AI: How important is it to you that your timba be danceable? By the way, do you dance yourself?
VO: As I mentioned in the beginning, I was simply flowing along the stream of emotions, without any peculiar goal. The danceable automatism in this music is its integral part and comes by itself, without any special
invitation. Do I dance? Yes I dance (and sing) as long as my playing my instrument on stage permits me this. (laugher)
AI: What are your musical interest outside of Cuban music? What other projects have you implemented?
VO: In music I'm interested in a lot of things - from bards (trovadores) to symphonic music. I try to be aware of everything new that happens in the world. Many now try to discover something new. Stop trying to discover the hot water! It has been discovered long ago (laughter). Melody and rhythm - these have been the main things in music for long time.

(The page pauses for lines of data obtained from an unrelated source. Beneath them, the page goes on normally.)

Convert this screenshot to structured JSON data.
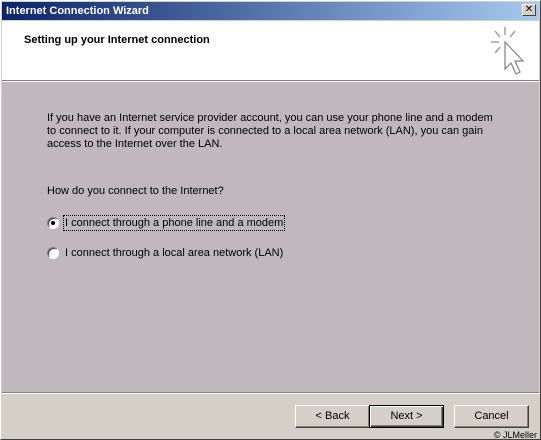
{
  "window": {
    "title": "Internet Connection Wizard",
    "close_label": "✕"
  },
  "header": {
    "title": "Setting up your Internet connection"
  },
  "content": {
    "description": "If you have an Internet service provider account, you can use your phone line and a modem to connect to it. If your computer is connected to a local area network (LAN), you can gain access to the Internet over the LAN.",
    "question": "How do you connect to the Internet?",
    "options": [
      {
        "label": "I connect through a phone line and a modem",
        "checked": true
      },
      {
        "label": "I connect through a local area network (LAN)",
        "checked": false
      }
    ]
  },
  "buttons": {
    "back": "< Back",
    "next": "Next >",
    "cancel": "Cancel"
  },
  "copyright": "© JLMeller"
}
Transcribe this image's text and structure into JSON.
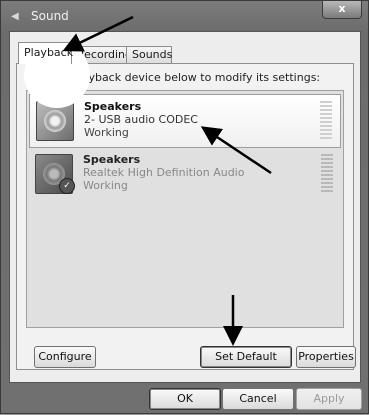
{
  "window": {
    "title": "Sound",
    "close_label": "x"
  },
  "tabs": [
    {
      "label": "Playback",
      "active": true
    },
    {
      "label": "Recording",
      "active": false
    },
    {
      "label": "Sounds",
      "active": false
    }
  ],
  "instruction": "Select a playback device below to modify its settings:",
  "devices": [
    {
      "name": "Speakers",
      "description": "2- USB audio CODEC",
      "status": "Working",
      "selected": true,
      "default": false
    },
    {
      "name": "Speakers",
      "description": "Realtek High Definition Audio",
      "status": "Working",
      "selected": false,
      "default": true
    }
  ],
  "buttons": {
    "configure": "Configure",
    "set_default": "Set Default",
    "properties": "Properties",
    "ok": "OK",
    "cancel": "Cancel",
    "apply": "Apply"
  },
  "icons": {
    "title": "speaker-icon",
    "device": "speaker-icon",
    "default_badge": "check-icon"
  }
}
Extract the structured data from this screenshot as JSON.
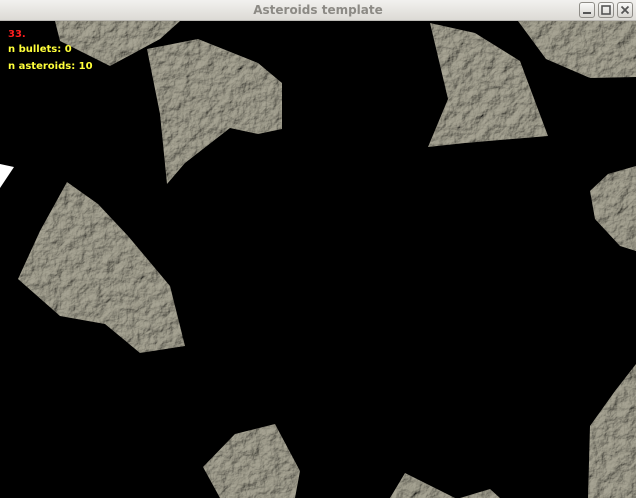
{
  "window": {
    "title": "Asteroids template",
    "controls": {
      "minimize_icon": "minimize-icon",
      "maximize_icon": "maximize-icon",
      "close_icon": "close-icon"
    }
  },
  "hud": {
    "fps": "33.",
    "bullets": "n bullets: 0",
    "asteroids": "n asteroids: 10",
    "fps_color": "#ff1f1f",
    "text_color": "#ffff3a"
  },
  "scene": {
    "background": "#000000",
    "asteroid_texture": "rocky-stone",
    "asteroid_count_visible": 10,
    "ship": "white-triangle-ship"
  }
}
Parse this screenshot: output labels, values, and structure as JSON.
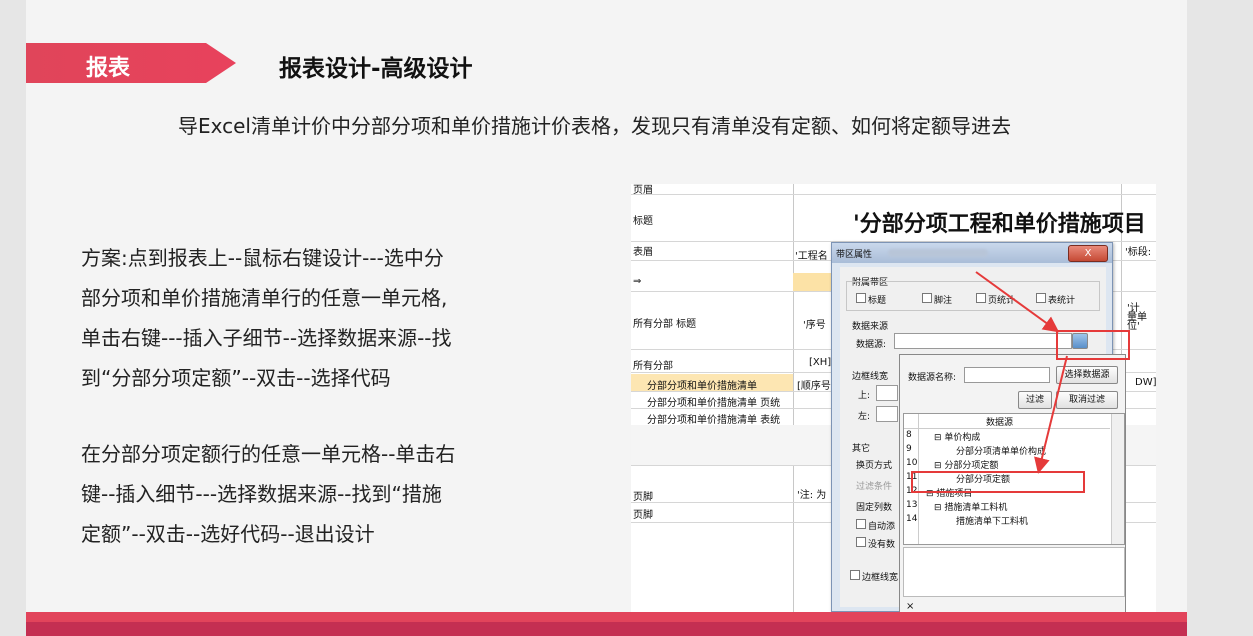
{
  "tag": {
    "label": "报表"
  },
  "title": "报表设计-高级设计",
  "subtitle": "导Excel清单计价中分部分项和单价措施计价表格，发现只有清单没有定额、如何将定额导进去",
  "paragraph1": [
    "方案:点到报表上--鼠标右键设计---选中分",
    "部分项和单价措施清单行的任意一单元格,",
    "单击右键---插入子细节--选择数据来源--找",
    "到“分部分项定额”--双击--选择代码"
  ],
  "paragraph2": [
    "在分部分项定额行的任意一单元格--单击右",
    "键--插入细节---选择数据来源--找到“措施",
    "定额”--双击--选好代码--退出设计"
  ],
  "screenshot": {
    "rows": [
      {
        "label": "页眉"
      },
      {
        "label": "标题"
      },
      {
        "label": "表眉"
      },
      {
        "label": "⇒"
      },
      {
        "label": "所有分部 标题"
      },
      {
        "label": "所有分部"
      },
      {
        "label": "分部分项和单价措施清单"
      },
      {
        "label": "分部分项和单价措施清单 页统"
      },
      {
        "label": "分部分项和单价措施清单 表统"
      },
      {
        "label": "页脚"
      },
      {
        "label": "页脚"
      }
    ],
    "big_title": "'分部分项工程和单价措施项目",
    "cells": {
      "gongcheng": "'工程名",
      "biaoduan": "'标段:",
      "xuhao": "'序号",
      "jiliang": "'计\n量单\n位'",
      "xh": "[XH]",
      "shunxu": "[顺序号",
      "dw": "DW]",
      "zhu": "'注: 为"
    },
    "dialog": {
      "title": "带区属性",
      "close": "X",
      "group_fushu": "附属带区",
      "checks": [
        "标题",
        "脚注",
        "页统计",
        "表统计"
      ],
      "group_source": "数据来源",
      "source_label": "数据源:",
      "border_label": "边框线宽",
      "top_label": "上:",
      "left_label": "左:",
      "other_label": "其它",
      "page_mode": "换页方式",
      "filter_cond": "过滤条件",
      "fixed_cols": "固定列数",
      "auto": "自动添",
      "no_data": "没有数",
      "border_check": "边框线宽"
    },
    "popup": {
      "name_label": "数据源名称:",
      "select_btn": "选择数据源",
      "filter_btn": "过滤",
      "cancel_filter_btn": "取消过滤",
      "header": "数据源",
      "items": [
        {
          "num": "8",
          "text": "⊟ 单价构成"
        },
        {
          "num": "9",
          "text": "分部分项清单单价构成"
        },
        {
          "num": "10",
          "text": "⊟ 分部分项定额"
        },
        {
          "num": "11",
          "text": "分部分项定额"
        },
        {
          "num": "12",
          "text": "⊟ 措施项目"
        },
        {
          "num": "13",
          "text": "⊟ 措施清单工料机"
        },
        {
          "num": "14",
          "text": "措施清单下工料机"
        }
      ],
      "close_x": "×"
    }
  }
}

I have various project on my account. From romances and chanson to gipsy swing and symphonic music. One of my last project is called "Svetloba v zhitu". This album was recorded jointly with Moscow Philharmonic Orchestra conducted by Konstantin Krimets - the same man who arranged those vinyl discs of my childhood. The album contains ballads, tangos, chanson and bard songs. It was recorded in Ljubljana, Moscow and New York.
AI: What projects are you doing now? Can we count on your new timba albums?
VO: Before answering this "provocative" (laughter) question, I would like to mention a couple of projects, not related to timba - one solo album, and another - with Mar Django Quartet.
I must say that since recently I've been thinking more and more about continuation of "Vitaly y su Timba Habanera" project. The reason is in growing number of good reviews of my timba album. Besides, many Cubans and
"los otros latinos" constantly reproach me that during last 5 years I have not done anything new in salsa. Maybe because I don't like to do anything by forcing myself. But now looks like I've become ripe enough for new feats. Besides, there are some new materials. I have not forgotten timba, neither the words of Tony Pérez and Frank Rubio about my encroachment upon Cuban music (laughter), So, yes, you can count on my new timba albums. I think I have not said my last word yet in Latin music. I'm sure the follow-up will be interesting.
AI: What are you preferences in world music and in Cuban in particular?
VO: As I already mentioned, I try to avoid preferences in music. I like good music and this is my philosophy. It has all my preferences. If I don't understand the language, nevertheless I feel this music. Music is a powerful thing itself, which doesn't need any philosophising. That's my point of view. As for the Cuban music, I prefer salsa erotica and salsa nueva with jazz elements.
AI: Does Vitaly y su Timba Habanera already have a touring history? What plans and ideas do you have in this respect?
VO: Plans seldom correspond to reality. Last year I had such an idea, but it did not come to a point of realization. If taken everything into account, the touring idea does not seem reasonable for now. You would need strong promotion and powerful team which is eager to implement it. So far I have not had time for such attacks. I think, first, it could be great to introduce the album to the masses. Two, three concerts is not a problem. But it's not what interests me most in this project. But this idea is quite possible to be realized too.
AI: Vitaly, the collective of still trying to be born magazine MUSIC IN LATIN wishes to you much luck and much fame that you undeservedly lack today. Viva Cuba y viva Ucrania!
VO: In my turn I would like to wish to all the readers of MUSIC IN LATIN and Timba.com happiness, good health and great upcoming 2007 year (despite that we are in September still, I hope to be the first one to do this on your popular Timba.com site, laughter). Be happy, friends!